November 12, 2018, I will be talking at NYU.  I have always greatly enjoyed the open discussions with Prof. Jerome Cohen (no relation), Ira Belkin and others, and I believe this upcoming event will be no different in my current role at UC Berkeley.

On November 13, 2018, I will be at Columbia University talking about “IP and the China Trade War: Long Overdue, a Pretext, or Both?”     I may be guided by the discussions around that topic at JMLS earlier in November, where many concurred that these actions on IP in China are both overdue and dwarfed by other concerns.

On December 2, 2018, I will be in Shenzhen. Peking University School of Transnational Law (“STL”) will be partnering with Berkeley to present an exciting program on “Legal and  Funding Issues for Successful Startups.”  Both the topics and speakers promise to make this an especially exciting launch event. Here’s the link to register.

On December 3, 2018, I will be at IPBC  Asia moderating a session on “China’s Mandate to Innovate” and its impact on IP commercialization. IPBC has constituted a great panel, including former SPC Chief IP Judge Kong Xiangjun, now Dean at Jiaotong University Law School, and Prof. Yang Guohua of Tsinghua Law School (former Chinese IP Attaché in the US, and DDG of MOfCOM), as well as Liren Chen, from Qualcomm, Eeva Hakoranta from Nokia and Roger Tu from Marconi.

On December 4, I will be at Tsinghua University speaking at the first annual Tsinghua/Berkeley conference on “Transnational IP Litigation: Opportunities and Challenges”.  A copy of the agenda (Chinese) is found here.   We will also have some great speakers for this launch event which focuses, non-exclusively, on US developments.  The speakers include several Tsinghua and Berkeley professors, and leading attorneys from practice in the US and China.  The program will cover a full range of issues including empirical data on litigation trends, venue, jury trials, Section 337 litigation, antitrust, the role of expert witnesses, and licensing strategies to mitigate risk.

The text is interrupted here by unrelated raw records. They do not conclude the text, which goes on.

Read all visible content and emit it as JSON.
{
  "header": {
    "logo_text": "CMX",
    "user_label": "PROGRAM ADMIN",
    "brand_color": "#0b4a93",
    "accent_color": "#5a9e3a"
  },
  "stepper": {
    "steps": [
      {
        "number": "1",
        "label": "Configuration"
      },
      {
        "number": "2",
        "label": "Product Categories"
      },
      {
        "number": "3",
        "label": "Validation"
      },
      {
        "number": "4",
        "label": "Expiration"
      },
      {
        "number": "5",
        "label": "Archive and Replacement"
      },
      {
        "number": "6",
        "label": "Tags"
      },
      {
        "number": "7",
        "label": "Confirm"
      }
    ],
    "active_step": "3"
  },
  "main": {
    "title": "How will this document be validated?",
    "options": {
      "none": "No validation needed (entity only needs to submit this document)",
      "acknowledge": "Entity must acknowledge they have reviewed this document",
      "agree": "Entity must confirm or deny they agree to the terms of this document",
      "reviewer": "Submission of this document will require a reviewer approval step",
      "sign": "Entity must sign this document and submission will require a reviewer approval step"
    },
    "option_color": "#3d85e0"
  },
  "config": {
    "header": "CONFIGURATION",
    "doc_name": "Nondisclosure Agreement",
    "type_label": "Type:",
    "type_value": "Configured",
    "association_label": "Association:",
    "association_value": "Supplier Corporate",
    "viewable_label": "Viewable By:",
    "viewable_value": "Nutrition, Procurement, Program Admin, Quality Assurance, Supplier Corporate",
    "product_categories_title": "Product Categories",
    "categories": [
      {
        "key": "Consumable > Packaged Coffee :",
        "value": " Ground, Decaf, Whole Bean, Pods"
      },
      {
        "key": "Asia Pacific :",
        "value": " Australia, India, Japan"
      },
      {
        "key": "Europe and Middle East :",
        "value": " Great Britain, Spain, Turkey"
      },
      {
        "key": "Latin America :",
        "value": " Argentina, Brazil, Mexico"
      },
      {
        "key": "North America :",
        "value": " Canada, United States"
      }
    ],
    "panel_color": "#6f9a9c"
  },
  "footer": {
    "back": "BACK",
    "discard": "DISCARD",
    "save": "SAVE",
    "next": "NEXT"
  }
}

I have some other events upcoming in Taiwan in December – but that will be another posting, along with some overdue updates on Chinese IP developments.